After the two enormous events -- Gatsby's admission of love to Daisy and Tom, and the hit-and-run death of Myrtle -- Nick, the narrator, tries to focus on work. He receives a call from Jordan, the woman he has been seeing, and their conversation is stilted and short:
"However -- I want to see you."
"I want to see you, too."
"Suppose I don't go to Southampton, and come into town this afternoon?"
"No -- I don't think this afternoon."
"It's impossible this afternoon. Various--"
We talked like that for a while, and then abruptly we weren't talking any longer. I don't know which of us hung up with a sharp click, but I know I didn't care. I couldn't have talked to her across a tea-table that day if I never talked to her again in this world.
(Fitzgerald, The Great Gatsby, mrbye.com)

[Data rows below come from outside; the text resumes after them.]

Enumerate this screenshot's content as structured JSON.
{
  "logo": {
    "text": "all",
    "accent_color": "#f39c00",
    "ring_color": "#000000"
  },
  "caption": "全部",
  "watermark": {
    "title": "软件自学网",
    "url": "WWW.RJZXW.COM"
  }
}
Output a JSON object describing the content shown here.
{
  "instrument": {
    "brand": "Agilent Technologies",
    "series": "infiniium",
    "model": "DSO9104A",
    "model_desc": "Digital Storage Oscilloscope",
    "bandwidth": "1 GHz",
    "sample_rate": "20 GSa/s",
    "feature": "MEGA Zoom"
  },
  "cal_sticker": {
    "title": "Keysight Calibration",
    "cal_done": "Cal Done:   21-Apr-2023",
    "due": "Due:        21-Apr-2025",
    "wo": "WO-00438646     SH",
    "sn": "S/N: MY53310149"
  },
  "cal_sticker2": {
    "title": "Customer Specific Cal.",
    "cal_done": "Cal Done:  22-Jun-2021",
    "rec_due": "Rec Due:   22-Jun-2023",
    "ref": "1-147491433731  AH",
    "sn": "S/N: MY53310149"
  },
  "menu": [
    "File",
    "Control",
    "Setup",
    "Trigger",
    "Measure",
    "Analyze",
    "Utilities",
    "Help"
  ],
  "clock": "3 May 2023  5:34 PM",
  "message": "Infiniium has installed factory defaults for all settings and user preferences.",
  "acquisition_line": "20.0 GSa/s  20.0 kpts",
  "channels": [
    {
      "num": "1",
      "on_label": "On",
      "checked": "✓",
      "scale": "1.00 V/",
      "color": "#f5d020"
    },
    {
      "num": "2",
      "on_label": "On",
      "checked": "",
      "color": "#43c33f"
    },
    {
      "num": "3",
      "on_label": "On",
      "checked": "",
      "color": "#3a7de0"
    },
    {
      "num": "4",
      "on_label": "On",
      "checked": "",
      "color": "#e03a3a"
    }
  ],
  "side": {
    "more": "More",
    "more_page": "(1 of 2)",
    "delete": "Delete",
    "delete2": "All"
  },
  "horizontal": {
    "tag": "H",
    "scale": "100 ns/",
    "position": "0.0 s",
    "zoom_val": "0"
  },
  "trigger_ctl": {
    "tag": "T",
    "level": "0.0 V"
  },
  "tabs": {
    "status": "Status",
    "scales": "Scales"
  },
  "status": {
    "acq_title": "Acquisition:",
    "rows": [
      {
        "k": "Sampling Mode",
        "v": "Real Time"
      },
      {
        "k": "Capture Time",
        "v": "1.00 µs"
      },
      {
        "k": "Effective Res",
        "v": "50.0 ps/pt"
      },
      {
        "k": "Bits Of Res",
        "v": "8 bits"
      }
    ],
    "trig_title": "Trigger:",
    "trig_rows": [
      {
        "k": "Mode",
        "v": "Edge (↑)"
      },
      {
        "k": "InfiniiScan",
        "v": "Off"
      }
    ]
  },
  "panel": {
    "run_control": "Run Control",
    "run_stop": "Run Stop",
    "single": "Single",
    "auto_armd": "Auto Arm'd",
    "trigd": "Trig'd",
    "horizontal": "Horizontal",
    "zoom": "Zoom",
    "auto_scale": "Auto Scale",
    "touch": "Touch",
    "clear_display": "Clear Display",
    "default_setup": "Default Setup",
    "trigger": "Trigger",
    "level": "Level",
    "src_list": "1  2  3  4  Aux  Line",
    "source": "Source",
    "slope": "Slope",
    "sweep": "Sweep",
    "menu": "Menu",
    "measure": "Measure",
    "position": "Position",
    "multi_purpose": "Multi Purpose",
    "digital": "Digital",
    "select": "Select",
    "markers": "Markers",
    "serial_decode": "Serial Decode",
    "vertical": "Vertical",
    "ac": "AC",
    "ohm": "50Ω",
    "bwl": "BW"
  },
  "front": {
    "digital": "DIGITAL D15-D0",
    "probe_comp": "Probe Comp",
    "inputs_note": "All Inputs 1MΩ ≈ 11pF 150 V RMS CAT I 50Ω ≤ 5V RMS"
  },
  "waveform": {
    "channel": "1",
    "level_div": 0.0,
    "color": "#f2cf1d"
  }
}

Jordan, for Nick, is more than just a love interest; she is a representation of the East Egg world that she and Daisy inhabit. Nick has had his emotions run ragged by events, but Jordan simply wants to return to their carefree life. Her lack of concern for Daisy and Gatsby repulses Nick, and he realizes that their relationship is less than a romance and just barely more than an affair; the most surprising part is that Jordan kept him in such confidence, treating him with more personal respect, but wants to ignore and move past recent events without taking any action or caring who gets hurt. Their relationship compares to Gatsby and Daisy, but is more impulsive and less emotional; Gatsby wants to be with Daisy because he loves her, but Jordan doesn't love Nick, only finds him convenient. It is telling that later she professes astonishment that he broke up with her over the phone; she is used to being the one who breaks up, and unused to being broken up with.